Located in east-central California, the Yosemite area was home to indigenous Paiute, Sierra Miwok, and Ahwahneechee groups long before non-indigenous people entered the region. In the mid-19th century, the California Gold Rush attracted as many as 300,000 new people to the area and displaced the area’s original settlers. Nearly a half-century later, some of the area’s first “tourists,” James Mason Hutchings and Thomas Ayres, investigated and sketched a stunning array of geographical features and wildlife.
In 1903, the landscape seen on a camping trip with preservationist John Muir so enchanted President Theodore Roosevelt that he transferred control of the land to the federal government in order to better preserve the park’s geography, wildlife, and natural beauty. The area officially became a national park in 1906, and was the first such park in the world. Since then, more than 200 other countries have followed our example and set aside land where people can enjoy the outdoors and undisturbed natural landscapes.
In Yosemite today, spectacular granite cliffs, thundering waterfalls, clear streams, and giant Sequoia groves attract more than 3.5 million visitors annually. History and geology buffs alike may learn more about the park’s historical and geological origins at the Yosemite Museum, founded in 1926. Due to increased protection efforts, hikers, bikers and other outdoor enthusiasts can continue to enjoy the park’s rich offerings for years to come.
What’s your favorite National Park and why? Share below.
Yosemite is especially beautiful in spring. Join us in May, 2010, for an exploration of the park.
Smithsonian Journeys also visits Yellowstone, Big Bend, and Glacier National Parks. Click for details.

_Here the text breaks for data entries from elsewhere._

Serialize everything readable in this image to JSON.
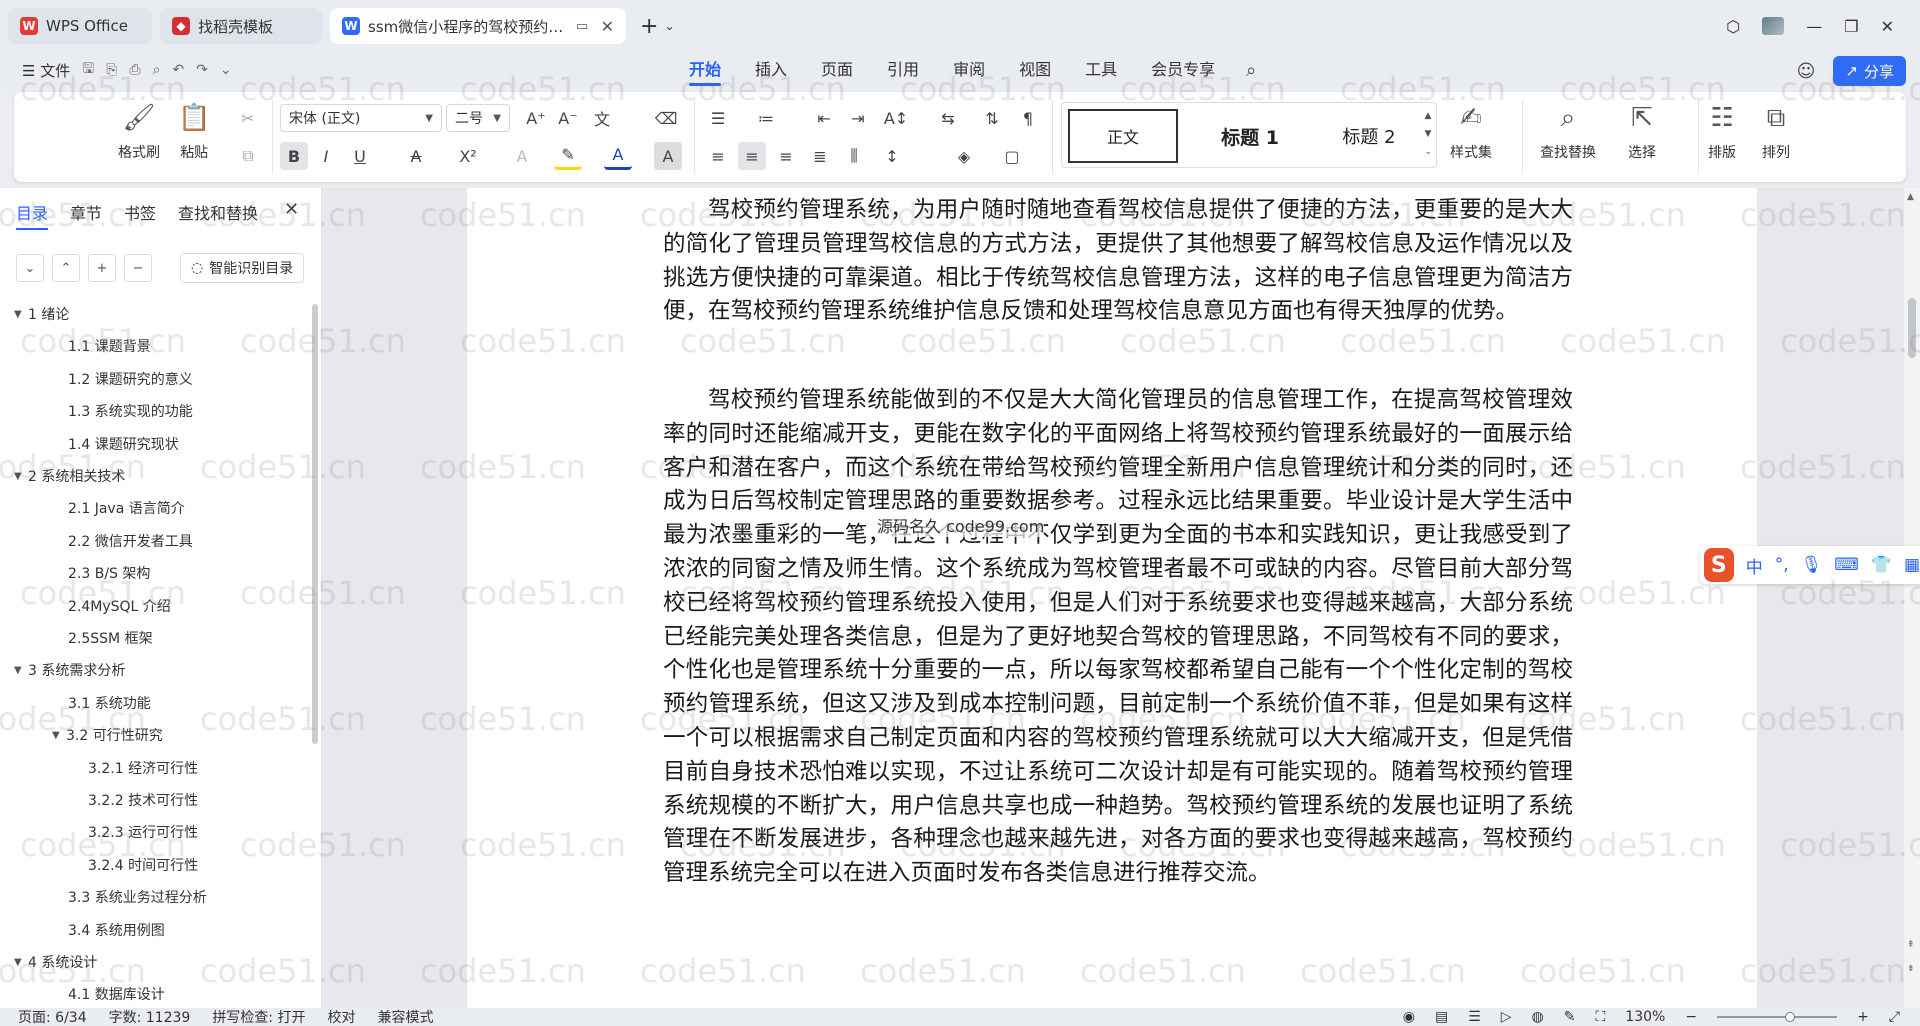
{
  "titlebar": {
    "tabs": [
      {
        "label": "WPS Office",
        "icon": "wps-logo"
      },
      {
        "label": "找稻壳模板",
        "icon": "docer-logo"
      },
      {
        "label": "ssm微信小程序的驾校预约管理系统",
        "icon": "word-doc-icon"
      }
    ],
    "close_glyph": "✕",
    "add_glyph": "+",
    "menu_glyph": "⌄"
  },
  "menubar": {
    "file_label": "文件",
    "tabs": [
      "开始",
      "插入",
      "页面",
      "引用",
      "审阅",
      "视图",
      "工具",
      "会员专享"
    ],
    "share_label": "分享"
  },
  "ribbon": {
    "format_painter": "格式刷",
    "paste": "粘贴",
    "font_name": "宋体 (正文)",
    "font_size": "二号",
    "style_normal": "正文",
    "style_h1": "标题 1",
    "style_h2": "标题 2",
    "style_set": "样式集",
    "find_replace": "查找替换",
    "select": "选择",
    "layout": "排版",
    "arrange": "排列"
  },
  "nav": {
    "tabs": [
      "目录",
      "章节",
      "书签",
      "查找和替换"
    ],
    "smart_toc": "智能识别目录",
    "toc": [
      {
        "label": "1  绪论",
        "level": 1,
        "expanded": true
      },
      {
        "label": "1.1 课题背景",
        "level": 2
      },
      {
        "label": "1.2 课题研究的意义",
        "level": 2
      },
      {
        "label": "1.3  系统实现的功能",
        "level": 2
      },
      {
        "label": "1.4 课题研究现状",
        "level": 2
      },
      {
        "label": "2 系统相关技术",
        "level": 1,
        "expanded": true
      },
      {
        "label": "2.1 Java 语言简介",
        "level": 2
      },
      {
        "label": "2.2 微信开发者工具",
        "level": 2
      },
      {
        "label": "2.3 B/S 架构",
        "level": 2
      },
      {
        "label": "2.4MySQL  介绍",
        "level": 2
      },
      {
        "label": "2.5SSM 框架",
        "level": 2
      },
      {
        "label": "3 系统需求分析",
        "level": 1,
        "expanded": true
      },
      {
        "label": "3.1 系统功能",
        "level": 2
      },
      {
        "label": "3.2 可行性研究",
        "level": 2,
        "expanded": true
      },
      {
        "label": "3.2.1  经济可行性",
        "level": 3
      },
      {
        "label": "3.2.2  技术可行性",
        "level": 3
      },
      {
        "label": "3.2.3  运行可行性",
        "level": 3
      },
      {
        "label": "3.2.4  时间可行性",
        "level": 3
      },
      {
        "label": "3.3 系统业务过程分析",
        "level": 2
      },
      {
        "label": "3.4 系统用例图",
        "level": 2
      },
      {
        "label": "4 系统设计",
        "level": 1,
        "expanded": true
      },
      {
        "label": "4.1 数据库设计",
        "level": 2
      }
    ]
  },
  "document": {
    "paragraphs": [
      "驾校预约管理系统，为用户随时随地查看驾校信息提供了便捷的方法，更重要的是大大的简化了管理员管理驾校信息的方式方法，更提供了其他想要了解驾校信息及运作情况以及挑选方便快捷的可靠渠道。相比于传统驾校信息管理方法，这样的电子信息管理更为简洁方便，在驾校预约管理系统维护信息反馈和处理驾校信息意见方面也有得天独厚的优势。",
      "驾校预约管理系统能做到的不仅是大大简化管理员的信息管理工作，在提高驾校管理效率的同时还能缩减开支，更能在数字化的平面网络上将驾校预约管理系统最好的一面展示给客户和潜在客户，而这个系统在带给驾校预约管理全新用户信息管理统计和分类的同时，还成为日后驾校制定管理思路的重要数据参考。过程永远比结果重要。毕业设计是大学生活中最为浓墨重彩的一笔，在这个过程中不仅学到更为全面的书本和实践知识，更让我感受到了浓浓的同窗之情及师生情。这个系统成为驾校管理者最不可或缺的内容。尽管目前大部分驾校已经将驾校预约管理系统投入使用，但是人们对于系统要求也变得越来越高，大部分系统已经能完美处理各类信息，但是为了更好地契合驾校的管理思路，不同驾校有不同的要求，个性化也是管理系统十分重要的一点，所以每家驾校都希望自己能有一个个性化定制的驾校预约管理系统，但这又涉及到成本控制问题，目前定制一个系统价值不菲，但是如果有这样一个可以根据需求自己制定页面和内容的驾校预约管理系统就可以大大缩减开支，但是凭借目前自身技术恐怕难以实现，不过让系统可二次设计却是有可能实现的。随着驾校预约管理系统规模的不断扩大，用户信息共享也成一种趋势。驾校预约管理系统的发展也证明了系统管理在不断发展进步，各种理念也越来越先进，对各方面的要求也变得越来越高，驾校预约管理系统完全可以在进入页面时发布各类信息进行推荐交流。"
    ],
    "overlay_text": "源码名久 code99.com",
    "watermark": "code51.cn"
  },
  "ime": {
    "logo": "S",
    "mode": "中"
  },
  "statusbar": {
    "page": "页面: 6/34",
    "words": "字数: 11239",
    "spell": "拼写检查: 打开",
    "proofread": "校对",
    "compat": "兼容模式",
    "zoom": "130%"
  }
}
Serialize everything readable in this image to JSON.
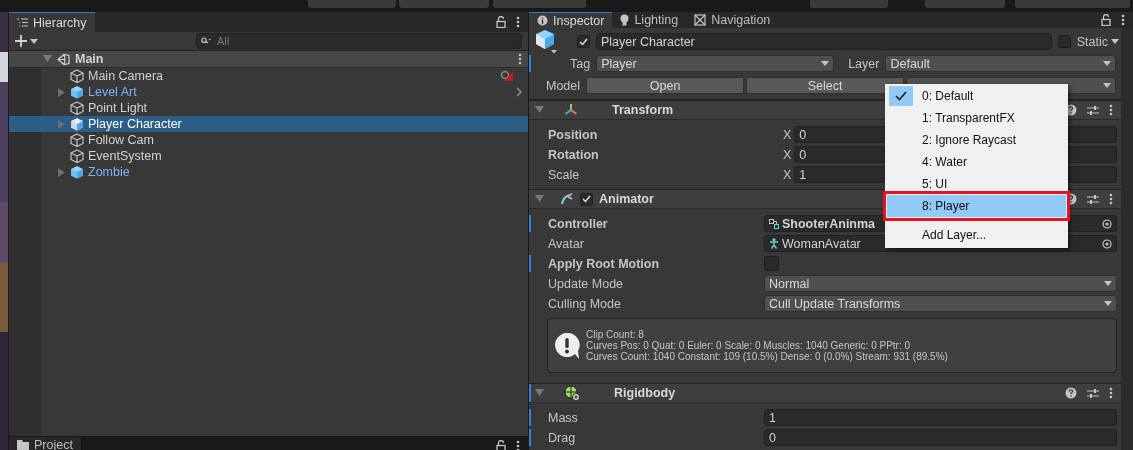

There is a new mini-series on PBS by Ken Burns about our National Parks. Click to learn more.